These tables show current life expectancy at various ages for Wisconsin's total population and for males and females. They are based on age-specific death rates that occurred during a specified three-year period. The most recent time period shown is 2010-2012.
The life expectancy at birth in 2010-2012 (80.3 years) represents the average number of years that babies born during those years would live if throughout their lives they experienced the age-specific death rates experienced in 2010-2012.
These tables provide a "snapshot" of the mortality experience of Wisconsin residents during each three-year period. Since 1989-91, a gradual decline in death rates has meant increases in life expectancy. Two examples illustrate this:
During 1989-1991, life expectancy at birth in Wisconsin was 77.4 years. By 2010-2012, life expectancy at birth had increased to 80.3 years.
During 1989-1991, a person who was aged 50-54 could expect to live 30.3 years longer. By 2010-2012, life expectancy for a person in this age group had increased to 32.7 years.

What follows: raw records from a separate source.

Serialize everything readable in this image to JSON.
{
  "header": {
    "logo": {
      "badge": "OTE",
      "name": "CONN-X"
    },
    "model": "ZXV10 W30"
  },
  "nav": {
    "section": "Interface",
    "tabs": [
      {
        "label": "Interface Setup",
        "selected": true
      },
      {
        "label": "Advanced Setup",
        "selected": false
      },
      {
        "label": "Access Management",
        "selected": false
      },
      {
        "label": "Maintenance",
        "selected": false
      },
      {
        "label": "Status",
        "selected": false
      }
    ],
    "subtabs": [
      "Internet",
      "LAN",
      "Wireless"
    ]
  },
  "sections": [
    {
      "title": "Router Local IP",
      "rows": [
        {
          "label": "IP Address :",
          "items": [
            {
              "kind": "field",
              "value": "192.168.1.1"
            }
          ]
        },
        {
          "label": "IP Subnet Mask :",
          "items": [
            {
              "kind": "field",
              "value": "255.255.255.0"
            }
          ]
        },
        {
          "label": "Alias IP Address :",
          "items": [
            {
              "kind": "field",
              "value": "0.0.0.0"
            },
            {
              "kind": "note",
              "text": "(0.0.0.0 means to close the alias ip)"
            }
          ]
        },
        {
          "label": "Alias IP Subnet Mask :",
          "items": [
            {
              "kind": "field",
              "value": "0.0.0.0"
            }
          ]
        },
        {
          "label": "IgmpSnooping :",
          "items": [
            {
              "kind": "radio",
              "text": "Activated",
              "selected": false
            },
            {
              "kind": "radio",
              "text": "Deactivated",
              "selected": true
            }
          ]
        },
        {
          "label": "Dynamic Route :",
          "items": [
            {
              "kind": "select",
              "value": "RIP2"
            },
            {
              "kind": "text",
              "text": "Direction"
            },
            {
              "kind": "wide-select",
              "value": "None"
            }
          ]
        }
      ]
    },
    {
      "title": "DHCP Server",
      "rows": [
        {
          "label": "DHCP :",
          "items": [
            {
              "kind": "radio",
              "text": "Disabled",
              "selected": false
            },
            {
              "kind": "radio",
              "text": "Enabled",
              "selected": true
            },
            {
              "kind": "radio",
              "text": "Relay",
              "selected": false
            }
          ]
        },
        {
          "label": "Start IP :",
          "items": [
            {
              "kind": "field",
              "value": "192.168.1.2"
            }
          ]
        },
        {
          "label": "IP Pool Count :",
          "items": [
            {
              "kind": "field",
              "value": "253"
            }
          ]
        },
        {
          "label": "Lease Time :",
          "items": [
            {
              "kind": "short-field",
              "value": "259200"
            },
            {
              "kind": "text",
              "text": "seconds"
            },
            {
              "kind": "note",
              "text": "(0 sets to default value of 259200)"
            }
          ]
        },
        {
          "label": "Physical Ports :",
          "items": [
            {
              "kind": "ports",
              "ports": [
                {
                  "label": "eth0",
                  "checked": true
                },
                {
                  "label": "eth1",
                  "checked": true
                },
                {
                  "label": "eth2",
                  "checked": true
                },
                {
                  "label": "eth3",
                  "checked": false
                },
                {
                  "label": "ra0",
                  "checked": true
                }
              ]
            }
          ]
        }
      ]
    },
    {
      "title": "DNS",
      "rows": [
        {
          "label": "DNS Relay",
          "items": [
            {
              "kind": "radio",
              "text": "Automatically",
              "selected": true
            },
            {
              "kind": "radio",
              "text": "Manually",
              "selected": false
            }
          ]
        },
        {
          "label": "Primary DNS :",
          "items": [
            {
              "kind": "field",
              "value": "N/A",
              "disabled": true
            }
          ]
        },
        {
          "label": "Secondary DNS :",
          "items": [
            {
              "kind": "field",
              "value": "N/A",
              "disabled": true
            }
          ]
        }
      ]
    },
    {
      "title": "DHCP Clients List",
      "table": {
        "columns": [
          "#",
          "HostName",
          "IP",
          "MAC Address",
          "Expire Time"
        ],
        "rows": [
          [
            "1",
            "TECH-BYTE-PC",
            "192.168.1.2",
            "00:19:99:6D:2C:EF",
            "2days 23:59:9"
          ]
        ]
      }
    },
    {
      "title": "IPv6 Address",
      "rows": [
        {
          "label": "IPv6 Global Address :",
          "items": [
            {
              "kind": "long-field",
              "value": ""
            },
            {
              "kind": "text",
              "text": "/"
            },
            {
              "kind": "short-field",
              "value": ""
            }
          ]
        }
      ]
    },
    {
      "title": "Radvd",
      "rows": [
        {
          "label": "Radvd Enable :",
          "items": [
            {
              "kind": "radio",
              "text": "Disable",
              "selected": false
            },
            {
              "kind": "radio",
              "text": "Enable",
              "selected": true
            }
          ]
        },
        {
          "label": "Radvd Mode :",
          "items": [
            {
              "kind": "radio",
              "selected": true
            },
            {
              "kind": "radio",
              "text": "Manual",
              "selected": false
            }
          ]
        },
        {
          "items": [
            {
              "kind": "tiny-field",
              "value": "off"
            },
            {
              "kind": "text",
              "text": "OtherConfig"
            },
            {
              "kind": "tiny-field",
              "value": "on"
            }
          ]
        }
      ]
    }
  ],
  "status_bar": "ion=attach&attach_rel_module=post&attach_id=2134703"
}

Technical Note: These are "current" as opposed to "generation" life tables. That is, they are based on the age-specific death rates experienced by the population during a given time period, rather than the death rates experienced by a cohort (birth group) as it ages.
U.S. life expectancy information (exit DHS)